TASK ITEM:
If a line of the data below contains the string "true", count it, then state the total alone.

[Opening DATA TO USE section]

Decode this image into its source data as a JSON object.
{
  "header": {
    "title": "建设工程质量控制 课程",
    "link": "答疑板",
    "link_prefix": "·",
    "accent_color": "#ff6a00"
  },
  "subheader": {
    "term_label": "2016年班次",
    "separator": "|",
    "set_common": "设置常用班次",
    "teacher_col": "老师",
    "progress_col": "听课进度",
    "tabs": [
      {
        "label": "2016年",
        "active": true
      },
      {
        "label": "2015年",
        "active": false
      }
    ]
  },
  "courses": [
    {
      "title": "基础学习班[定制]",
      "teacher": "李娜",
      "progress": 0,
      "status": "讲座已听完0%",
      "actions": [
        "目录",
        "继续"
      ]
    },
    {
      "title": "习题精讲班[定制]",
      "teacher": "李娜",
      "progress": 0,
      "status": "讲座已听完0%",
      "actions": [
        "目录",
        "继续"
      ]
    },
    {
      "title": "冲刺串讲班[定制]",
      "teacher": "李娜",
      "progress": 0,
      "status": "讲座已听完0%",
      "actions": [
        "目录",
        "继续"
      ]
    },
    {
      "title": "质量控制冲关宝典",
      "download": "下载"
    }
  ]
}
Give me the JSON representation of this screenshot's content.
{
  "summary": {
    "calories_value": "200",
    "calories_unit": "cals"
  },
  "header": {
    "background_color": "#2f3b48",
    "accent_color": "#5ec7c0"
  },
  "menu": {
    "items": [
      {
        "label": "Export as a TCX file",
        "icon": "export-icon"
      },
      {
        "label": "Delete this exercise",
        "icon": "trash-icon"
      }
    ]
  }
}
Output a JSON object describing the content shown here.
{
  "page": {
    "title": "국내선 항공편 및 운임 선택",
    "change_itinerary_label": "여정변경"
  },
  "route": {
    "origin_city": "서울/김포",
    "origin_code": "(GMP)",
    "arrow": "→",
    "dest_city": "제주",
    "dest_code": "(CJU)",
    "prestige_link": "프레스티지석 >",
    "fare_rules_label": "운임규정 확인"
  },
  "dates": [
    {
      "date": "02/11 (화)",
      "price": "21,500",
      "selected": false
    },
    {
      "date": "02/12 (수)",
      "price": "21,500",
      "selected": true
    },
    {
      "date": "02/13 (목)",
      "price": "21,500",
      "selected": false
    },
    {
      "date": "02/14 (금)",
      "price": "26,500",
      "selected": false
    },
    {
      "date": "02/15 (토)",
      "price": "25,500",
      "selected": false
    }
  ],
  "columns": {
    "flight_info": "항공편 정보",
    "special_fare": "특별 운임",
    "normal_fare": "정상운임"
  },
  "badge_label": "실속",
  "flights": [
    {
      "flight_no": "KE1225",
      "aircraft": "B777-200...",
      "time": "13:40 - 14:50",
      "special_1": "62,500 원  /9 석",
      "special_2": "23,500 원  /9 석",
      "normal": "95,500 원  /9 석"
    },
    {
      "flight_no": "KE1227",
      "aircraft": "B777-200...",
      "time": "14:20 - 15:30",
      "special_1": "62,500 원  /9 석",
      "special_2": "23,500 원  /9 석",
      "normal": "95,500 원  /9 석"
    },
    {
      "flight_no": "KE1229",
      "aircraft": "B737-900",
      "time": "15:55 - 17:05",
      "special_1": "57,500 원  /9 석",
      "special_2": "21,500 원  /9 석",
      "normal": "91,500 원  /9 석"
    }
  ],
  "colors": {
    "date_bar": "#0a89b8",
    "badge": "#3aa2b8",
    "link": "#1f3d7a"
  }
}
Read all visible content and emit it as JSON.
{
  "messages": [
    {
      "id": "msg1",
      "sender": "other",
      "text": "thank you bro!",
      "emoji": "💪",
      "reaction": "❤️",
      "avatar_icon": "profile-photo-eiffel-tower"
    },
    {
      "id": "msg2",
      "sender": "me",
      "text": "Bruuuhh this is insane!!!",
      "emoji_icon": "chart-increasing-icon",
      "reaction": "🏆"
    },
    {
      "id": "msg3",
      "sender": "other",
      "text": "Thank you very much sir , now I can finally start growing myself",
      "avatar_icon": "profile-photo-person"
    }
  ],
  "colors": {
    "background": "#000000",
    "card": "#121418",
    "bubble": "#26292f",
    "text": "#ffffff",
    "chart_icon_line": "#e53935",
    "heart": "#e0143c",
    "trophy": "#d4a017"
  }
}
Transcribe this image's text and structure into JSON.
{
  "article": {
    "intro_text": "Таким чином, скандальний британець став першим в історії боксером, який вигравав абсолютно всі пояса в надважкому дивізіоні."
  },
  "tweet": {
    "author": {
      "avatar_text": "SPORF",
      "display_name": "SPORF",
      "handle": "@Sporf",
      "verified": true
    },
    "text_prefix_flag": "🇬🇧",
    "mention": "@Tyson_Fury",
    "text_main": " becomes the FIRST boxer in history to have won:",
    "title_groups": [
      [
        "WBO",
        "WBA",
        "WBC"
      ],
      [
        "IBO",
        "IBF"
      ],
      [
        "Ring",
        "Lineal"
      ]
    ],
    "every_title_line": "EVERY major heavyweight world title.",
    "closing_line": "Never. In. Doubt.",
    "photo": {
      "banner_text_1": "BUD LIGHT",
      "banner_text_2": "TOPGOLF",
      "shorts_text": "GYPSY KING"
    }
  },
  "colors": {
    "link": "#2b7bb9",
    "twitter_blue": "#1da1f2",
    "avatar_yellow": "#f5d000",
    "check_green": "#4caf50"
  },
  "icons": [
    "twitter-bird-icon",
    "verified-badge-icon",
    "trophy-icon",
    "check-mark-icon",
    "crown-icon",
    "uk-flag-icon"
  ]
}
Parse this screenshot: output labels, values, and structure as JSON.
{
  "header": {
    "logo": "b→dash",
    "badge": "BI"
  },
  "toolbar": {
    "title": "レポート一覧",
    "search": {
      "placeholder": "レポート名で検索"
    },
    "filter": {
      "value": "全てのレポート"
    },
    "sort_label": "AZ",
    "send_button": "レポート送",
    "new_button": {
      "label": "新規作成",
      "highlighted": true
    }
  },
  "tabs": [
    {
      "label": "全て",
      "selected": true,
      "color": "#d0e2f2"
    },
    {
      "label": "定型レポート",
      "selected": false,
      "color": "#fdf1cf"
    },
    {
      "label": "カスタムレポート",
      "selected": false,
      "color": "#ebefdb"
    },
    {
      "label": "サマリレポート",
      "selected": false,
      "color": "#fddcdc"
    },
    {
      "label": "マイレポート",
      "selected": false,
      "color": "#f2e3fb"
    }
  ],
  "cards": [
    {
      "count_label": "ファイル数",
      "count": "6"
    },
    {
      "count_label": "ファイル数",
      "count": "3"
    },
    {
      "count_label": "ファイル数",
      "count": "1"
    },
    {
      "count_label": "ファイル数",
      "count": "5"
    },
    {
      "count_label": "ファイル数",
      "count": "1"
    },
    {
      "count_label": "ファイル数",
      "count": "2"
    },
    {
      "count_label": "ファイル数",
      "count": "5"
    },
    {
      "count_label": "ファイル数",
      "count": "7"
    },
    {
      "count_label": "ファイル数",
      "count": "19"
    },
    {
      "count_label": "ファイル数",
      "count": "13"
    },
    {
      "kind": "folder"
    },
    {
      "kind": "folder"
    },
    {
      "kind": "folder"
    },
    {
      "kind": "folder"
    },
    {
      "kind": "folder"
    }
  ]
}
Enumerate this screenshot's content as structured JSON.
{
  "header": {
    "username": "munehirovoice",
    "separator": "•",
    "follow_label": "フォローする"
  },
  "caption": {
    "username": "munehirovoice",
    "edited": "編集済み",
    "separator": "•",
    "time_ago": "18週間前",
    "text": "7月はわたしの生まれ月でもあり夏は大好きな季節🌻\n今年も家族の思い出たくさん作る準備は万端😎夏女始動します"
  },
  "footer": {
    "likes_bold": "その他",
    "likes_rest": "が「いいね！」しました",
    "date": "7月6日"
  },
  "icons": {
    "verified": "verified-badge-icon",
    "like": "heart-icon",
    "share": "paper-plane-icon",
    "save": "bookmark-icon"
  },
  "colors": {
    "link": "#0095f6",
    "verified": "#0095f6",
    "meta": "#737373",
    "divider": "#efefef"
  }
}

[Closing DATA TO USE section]

TASK OUTPUT:
5